### TASK ITEM:
Once every line containing "columns" has been counted, report the total for the data and nothing else.

####

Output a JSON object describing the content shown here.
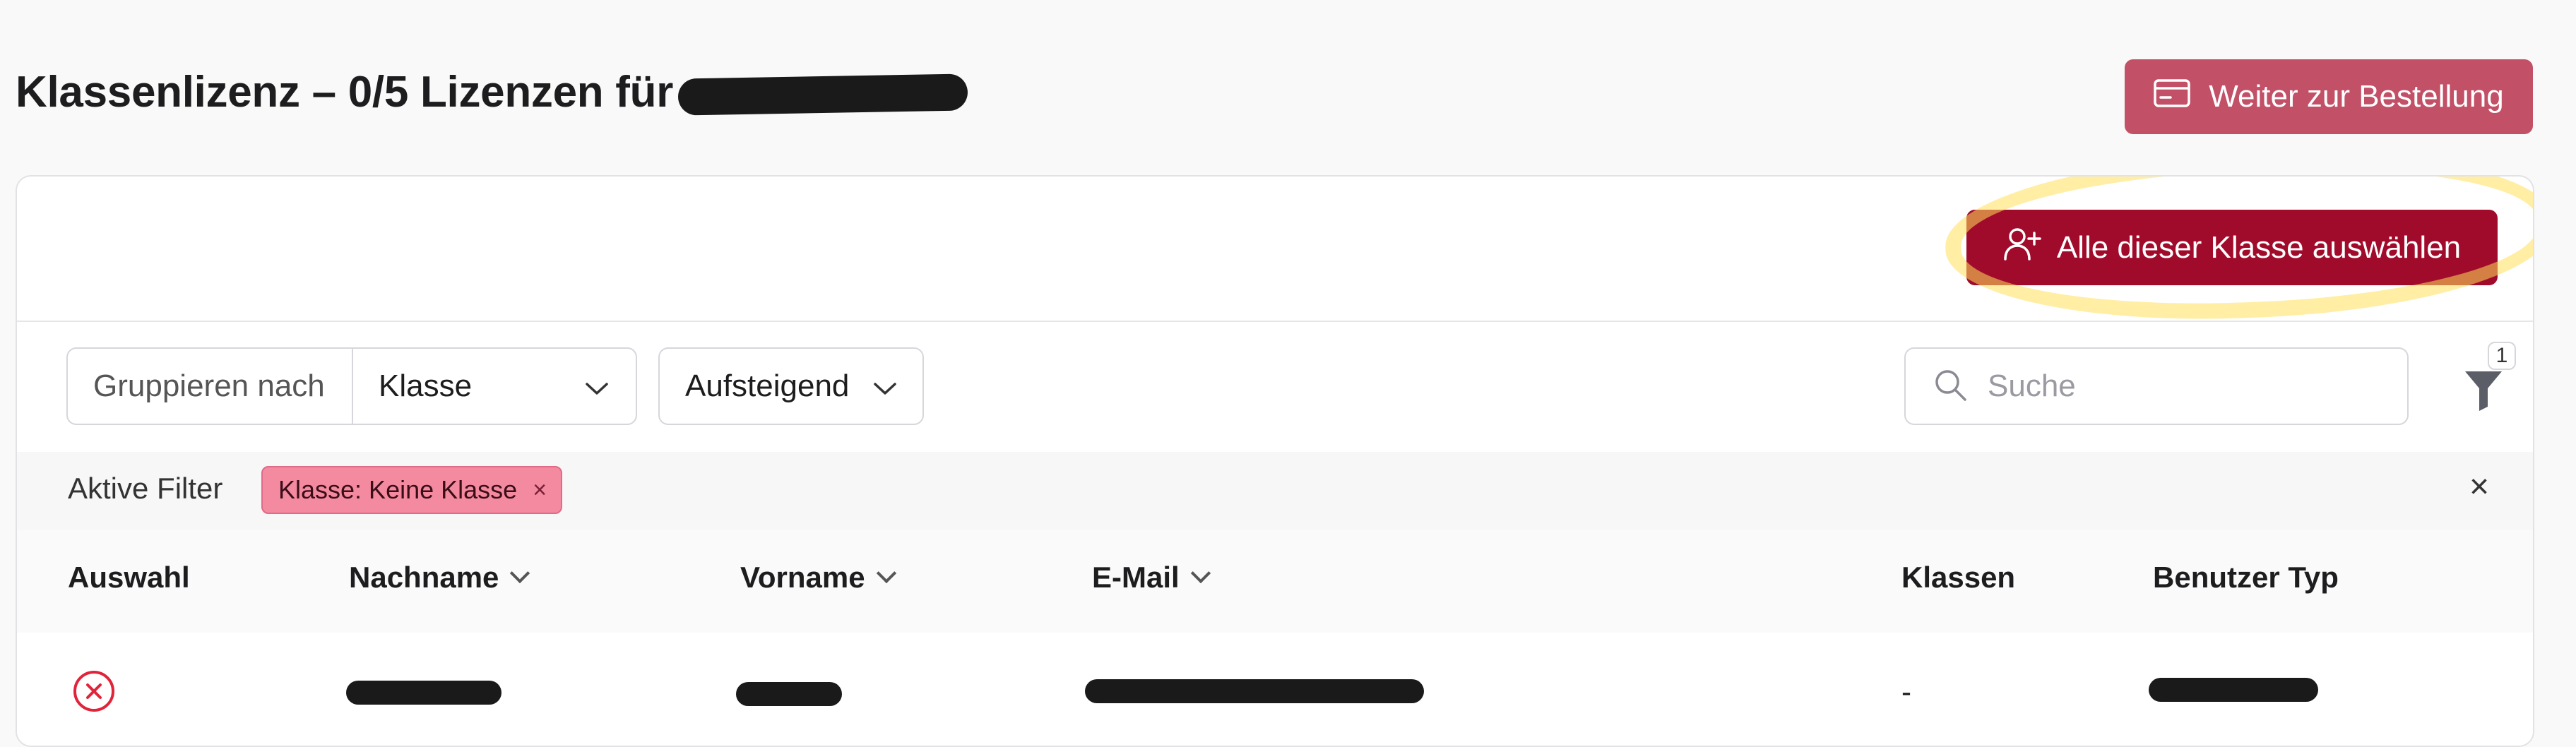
{
  "header": {
    "title": "Klassenlizenz – 0/5 Lizenzen für",
    "order_button": "Weiter zur Bestellung"
  },
  "actions": {
    "select_all_button": "Alle dieser Klasse auswählen"
  },
  "toolbar": {
    "group_by_label": "Gruppieren nach",
    "group_by_value": "Klasse",
    "sort_value": "Aufsteigend",
    "search_placeholder": "Suche",
    "filter_count": "1"
  },
  "active_filters": {
    "label": "Aktive Filter",
    "chips": [
      {
        "label": "Klasse: Keine Klasse",
        "remove": "×"
      }
    ],
    "clear": "×"
  },
  "table": {
    "columns": [
      "Auswahl",
      "Nachname",
      "Vorname",
      "E-Mail",
      "Klassen",
      "Benutzer Typ"
    ],
    "rows": [
      {
        "klassen": "-"
      }
    ]
  },
  "colors": {
    "primary": "#a10b2b",
    "order_button": "#c25067",
    "chip": "#f38aa0",
    "status_red": "#e0243a"
  },
  "icons": {
    "order_button": "credit-card-icon",
    "select_all": "user-plus-icon",
    "search": "search-icon",
    "filter": "filter-icon",
    "row_selection": "circle-x-icon"
  }
}
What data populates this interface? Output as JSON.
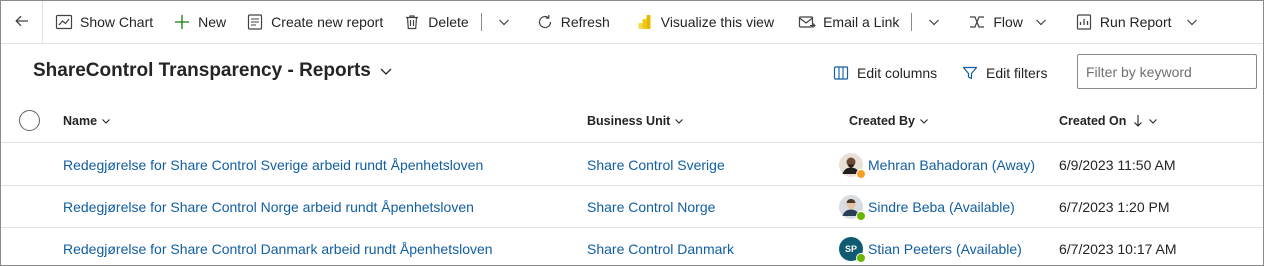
{
  "commandbar": {
    "show_chart": "Show Chart",
    "new": "New",
    "create_report": "Create new report",
    "delete": "Delete",
    "refresh": "Refresh",
    "visualize": "Visualize this view",
    "email_link": "Email a Link",
    "flow": "Flow",
    "run_report": "Run Report"
  },
  "view": {
    "title": "ShareControl Transparency - Reports",
    "edit_columns": "Edit columns",
    "edit_filters": "Edit filters",
    "filter_placeholder": "Filter by keyword"
  },
  "grid": {
    "columns": {
      "name": "Name",
      "business_unit": "Business Unit",
      "created_by": "Created By",
      "created_on": "Created On"
    },
    "rows": [
      {
        "name": "Redegjørelse for Share Control Sverige arbeid rundt Åpenhetsloven",
        "business_unit": "Share Control Sverige",
        "created_by": "Mehran Bahadoran (Away)",
        "created_on": "6/9/2023 11:50 AM",
        "presence_color": "#f7a128"
      },
      {
        "name": "Redegjørelse for Share Control Norge arbeid rundt Åpenhetsloven",
        "business_unit": "Share Control Norge",
        "created_by": "Sindre Beba (Available)",
        "created_on": "6/7/2023 1:20 PM",
        "presence_color": "#6bb700"
      },
      {
        "name": "Redegjørelse for Share Control Danmark arbeid rundt Åpenhetsloven",
        "business_unit": "Share Control Danmark",
        "created_by": "Stian Peeters (Available)",
        "created_on": "6/7/2023 10:17 AM",
        "presence_color": "#6bb700",
        "initials": "SP",
        "avatar_color": "#0e5b72"
      }
    ]
  },
  "colors": {
    "link": "#115ea3",
    "accent_visualize": "#f2c811"
  }
}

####

### WRITTEN ANSWER:
3